This week has brought up many issues that teachers may face when using online resources in the classroom. But one of the main questions that I found quite poignant, was the question ‘why (not) use ICT and pedagogy?’. When posed with this question, I decided to sit down and think about why I would use ICT in the classroom in some instances, and not use it in others. I definitely believe that there is a time and a place where you should use ICT, and where it can really benefit students in the classroom. But there are also times where it isn’t deemed appropriate, and there is no real use for it. I completed the concept map for the Week 2 Learning Path, and came up with the following image, created on Gliffy.com, a site that helps with making flowcharts and diagrams.
I found it really interesting that I could come up with many reasons to use ICT, but that there were also downfalls to using it as well. One thing that really stuck with me was that students lose their autonomy when it comes to creativity and imagination. If they are constantly influenced by ICT and digital technologies, how can they be creative in their own right?

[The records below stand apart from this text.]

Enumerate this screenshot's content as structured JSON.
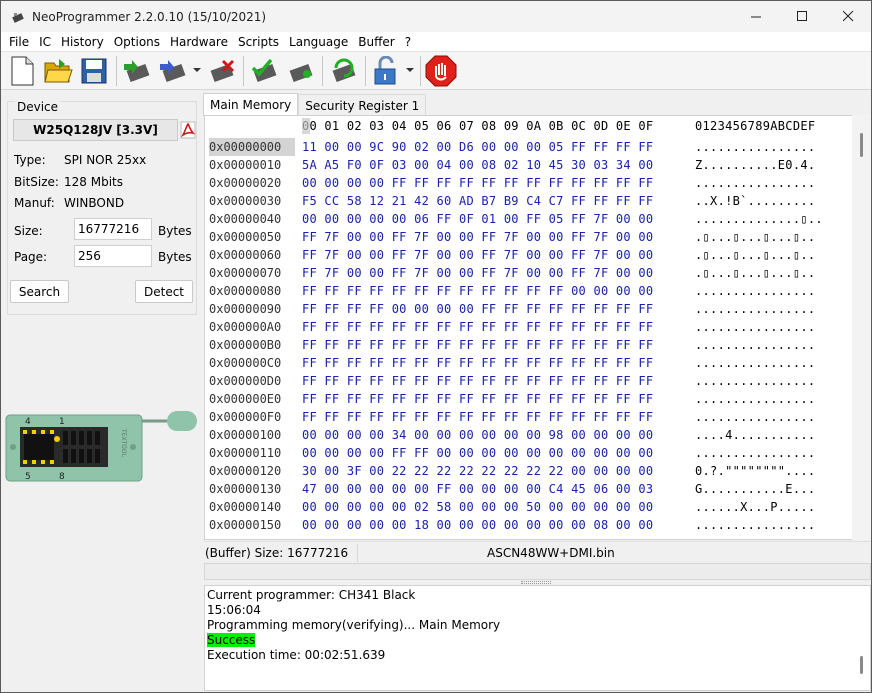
{
  "window": {
    "title": "NeoProgrammer 2.2.0.10 (15/10/2021)"
  },
  "menu": [
    "File",
    "IC",
    "History",
    "Options",
    "Hardware",
    "Scripts",
    "Language",
    "Buffer",
    "?"
  ],
  "toolbar_icons": [
    "new-file-icon",
    "open-folder-icon",
    "save-icon",
    "read-chip-icon",
    "write-chip-icon",
    "erase-chip-icon",
    "verify-chip-icon",
    "blank-check-icon",
    "auto-icon",
    "unlock-icon",
    "stop-icon"
  ],
  "device": {
    "legend": "Device",
    "chip": "W25Q128JV [3.3V]",
    "type_label": "Type:",
    "type_value": "SPI NOR  25xx",
    "bitsize_label": "BitSize:",
    "bitsize_value": "128 Mbits",
    "manuf_label": "Manuf:",
    "manuf_value": "WINBOND",
    "size_label": "Size:",
    "size_value": "16777216",
    "size_unit": "Bytes",
    "page_label": "Page:",
    "page_value": "256",
    "page_unit": "Bytes",
    "search_button": "Search",
    "detect_button": "Detect",
    "programmer_pins": [
      "4",
      "1",
      "5",
      "8"
    ],
    "programmer_brand": "TEXTOOL"
  },
  "tabs": [
    "Main Memory",
    "Security Register 1"
  ],
  "hex": {
    "header_cols": "00 01 02 03 04 05 06 07 08 09 0A 0B 0C 0D 0E 0F",
    "header_ascii": "0123456789ABCDEF",
    "rows": [
      {
        "addr": "0x00000000",
        "bytes": "11 00 00 9C 90 02 00 D6 00 00 00 05 FF FF FF FF",
        "ascii": "................"
      },
      {
        "addr": "0x00000010",
        "bytes": "5A A5 F0 0F 03 00 04 00 08 02 10 45 30 03 34 00",
        "ascii": "Z..........E0.4."
      },
      {
        "addr": "0x00000020",
        "bytes": "00 00 00 00 FF FF FF FF FF FF FF FF FF FF FF FF",
        "ascii": "................"
      },
      {
        "addr": "0x00000030",
        "bytes": "F5 CC 58 12 21 42 60 AD B7 B9 C4 C7 FF FF FF FF",
        "ascii": "..X.!B`........."
      },
      {
        "addr": "0x00000040",
        "bytes": "00 00 00 00 00 06 FF 0F 01 00 FF 05 FF 7F 00 00",
        "ascii": "..............▯.."
      },
      {
        "addr": "0x00000050",
        "bytes": "FF 7F 00 00 FF 7F 00 00 FF 7F 00 00 FF 7F 00 00",
        "ascii": ".▯...▯...▯...▯.."
      },
      {
        "addr": "0x00000060",
        "bytes": "FF 7F 00 00 FF 7F 00 00 FF 7F 00 00 FF 7F 00 00",
        "ascii": ".▯...▯...▯...▯.."
      },
      {
        "addr": "0x00000070",
        "bytes": "FF 7F 00 00 FF 7F 00 00 FF 7F 00 00 FF 7F 00 00",
        "ascii": ".▯...▯...▯...▯.."
      },
      {
        "addr": "0x00000080",
        "bytes": "FF FF FF FF FF FF FF FF FF FF FF FF 00 00 00 00",
        "ascii": "................"
      },
      {
        "addr": "0x00000090",
        "bytes": "FF FF FF FF 00 00 00 00 FF FF FF FF FF FF FF FF",
        "ascii": "................"
      },
      {
        "addr": "0x000000A0",
        "bytes": "FF FF FF FF FF FF FF FF FF FF FF FF FF FF FF FF",
        "ascii": "................"
      },
      {
        "addr": "0x000000B0",
        "bytes": "FF FF FF FF FF FF FF FF FF FF FF FF FF FF FF FF",
        "ascii": "................"
      },
      {
        "addr": "0x000000C0",
        "bytes": "FF FF FF FF FF FF FF FF FF FF FF FF FF FF FF FF",
        "ascii": "................"
      },
      {
        "addr": "0x000000D0",
        "bytes": "FF FF FF FF FF FF FF FF FF FF FF FF FF FF FF FF",
        "ascii": "................"
      },
      {
        "addr": "0x000000E0",
        "bytes": "FF FF FF FF FF FF FF FF FF FF FF FF FF FF FF FF",
        "ascii": "................"
      },
      {
        "addr": "0x000000F0",
        "bytes": "FF FF FF FF FF FF FF FF FF FF FF FF FF FF FF FF",
        "ascii": "................"
      },
      {
        "addr": "0x00000100",
        "bytes": "00 00 00 00 34 00 00 00 00 00 00 98 00 00 00 00",
        "ascii": "....4..........."
      },
      {
        "addr": "0x00000110",
        "bytes": "00 00 00 00 FF FF 00 00 00 00 00 00 00 00 00 00",
        "ascii": "................"
      },
      {
        "addr": "0x00000120",
        "bytes": "30 00 3F 00 22 22 22 22 22 22 22 22 00 00 00 00",
        "ascii": "0.?.\"\"\"\"\"\"\"\"...."
      },
      {
        "addr": "0x00000130",
        "bytes": "47 00 00 00 00 00 FF 00 00 00 00 C4 45 06 00 03",
        "ascii": "G...........E..."
      },
      {
        "addr": "0x00000140",
        "bytes": "00 00 00 00 00 02 58 00 00 00 50 00 00 00 00 00",
        "ascii": "......X...P....."
      },
      {
        "addr": "0x00000150",
        "bytes": "00 00 00 00 00 18 00 00 00 00 00 00 00 08 00 00",
        "ascii": "................"
      }
    ]
  },
  "status": {
    "buffer_size": "(Buffer) Size: 16777216",
    "filename": "ASCN48WW+DMI.bin"
  },
  "log": [
    {
      "text": "Current programmer: CH341 Black"
    },
    {
      "text": "15:06:04"
    },
    {
      "text": "Programming memory(verifying)... Main Memory"
    },
    {
      "text": "Success",
      "highlight": true
    },
    {
      "text": "Execution time: 00:02:51.639"
    }
  ]
}
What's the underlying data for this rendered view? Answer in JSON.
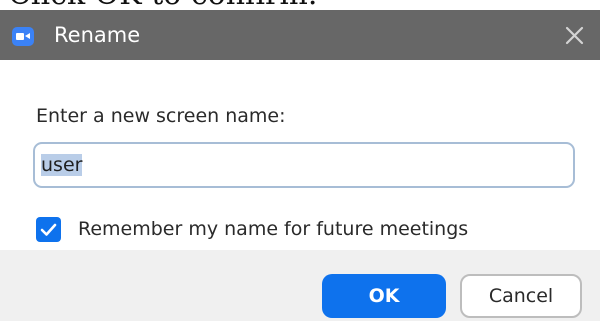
{
  "background_caption": "Click OK to confirm.",
  "dialog": {
    "title": "Rename",
    "app_icon": "zoom-video-camera-icon",
    "close_icon": "close-icon",
    "prompt_label": "Enter a new screen name:",
    "name_input": {
      "value": "user",
      "selected": true
    },
    "remember_checkbox": {
      "checked": true,
      "label": "Remember my name for future meetings"
    },
    "buttons": {
      "ok_label": "OK",
      "cancel_label": "Cancel"
    }
  },
  "colors": {
    "titlebar": "#676767",
    "accent": "#0e72ed",
    "footer": "#f0f0f0",
    "input_border": "#a7bdd6"
  }
}
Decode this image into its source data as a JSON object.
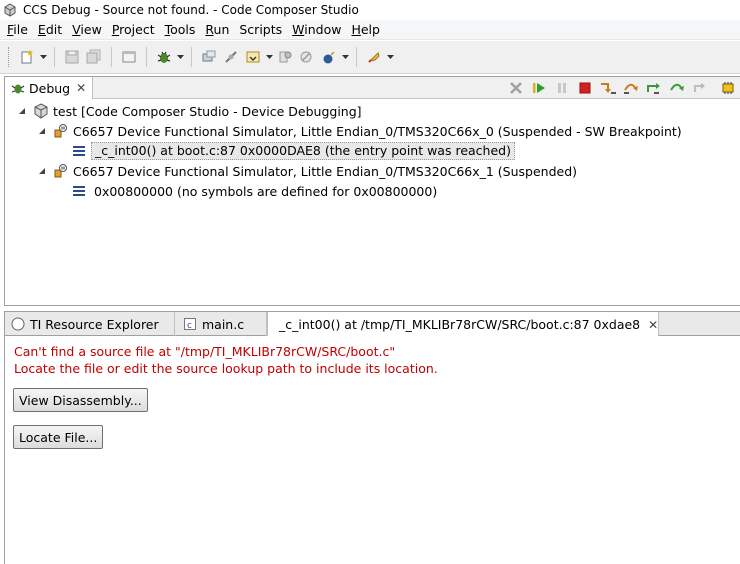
{
  "window": {
    "title": "CCS Debug - Source not found. - Code Composer Studio"
  },
  "menu": [
    {
      "label": "File",
      "mnemonic": "F",
      "rest": "ile"
    },
    {
      "label": "Edit",
      "mnemonic": "E",
      "rest": "dit"
    },
    {
      "label": "View",
      "mnemonic": "V",
      "rest": "iew"
    },
    {
      "label": "Project",
      "mnemonic": "P",
      "rest": "roject"
    },
    {
      "label": "Tools",
      "mnemonic": "T",
      "rest": "ools"
    },
    {
      "label": "Run",
      "mnemonic": "R",
      "rest": "un"
    },
    {
      "label": "Scripts",
      "mnemonic": "",
      "rest": "Scripts"
    },
    {
      "label": "Window",
      "mnemonic": "W",
      "rest": "indow"
    },
    {
      "label": "Help",
      "mnemonic": "H",
      "rest": "elp"
    }
  ],
  "debug_view": {
    "tab_label": "Debug",
    "tree": {
      "root": "test [Code Composer Studio - Device Debugging]",
      "core0": "C6657 Device Functional Simulator, Little Endian_0/TMS320C66x_0 (Suspended - SW Breakpoint)",
      "core0_frame": "_c_int00() at boot.c:87 0x0000DAE8  (the entry point was reached)",
      "core1": "C6657 Device Functional Simulator, Little Endian_0/TMS320C66x_1 (Suspended)",
      "core1_frame": "0x00800000  (no symbols are defined for 0x00800000)"
    }
  },
  "editor": {
    "tabs": {
      "resource_explorer": "TI Resource Explorer",
      "main_c": "main.c",
      "boot_c": "_c_int00() at /tmp/TI_MKLIBr78rCW/SRC/boot.c:87 0xdae8"
    },
    "message_line1": "Can't find a source file at \"/tmp/TI_MKLIBr78rCW/SRC/boot.c\"",
    "message_line2": "Locate the file or edit the source lookup path to include its location.",
    "view_disassembly_button": "View Disassembly...",
    "locate_file_button": "Locate File..."
  },
  "colors": {
    "error_text": "#c00000",
    "terminate_red": "#d42020",
    "resume_green": "#2e9e2e",
    "step_orange": "#d07a1a"
  }
}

An article on the LiveScience page, titled ‘Are Today’s Youth Less Creative and Imaginative’ (Rettner, 2011) addresses this, stating that since 1990, ‘children have become less able to produce unique and unusual ideas’. It’s also been mentioned that children are lacking in humour, imagination and elaboration on ideas.
Nurturing the imaginations and creativity of children is such an important aspect in our roles as educators, as our students need those skills in order to be creative in their learning. It is my personal belief that constructivism can not be successful in the classroom if students do not use their imaginations and creativity in order to come to new ideas.
Rettner, R. (2011). Are Today’s Youth Less Creative and Imaginative. Retrieved on July 20, 2016 from http://www.livescience.com/15535-children-creative.html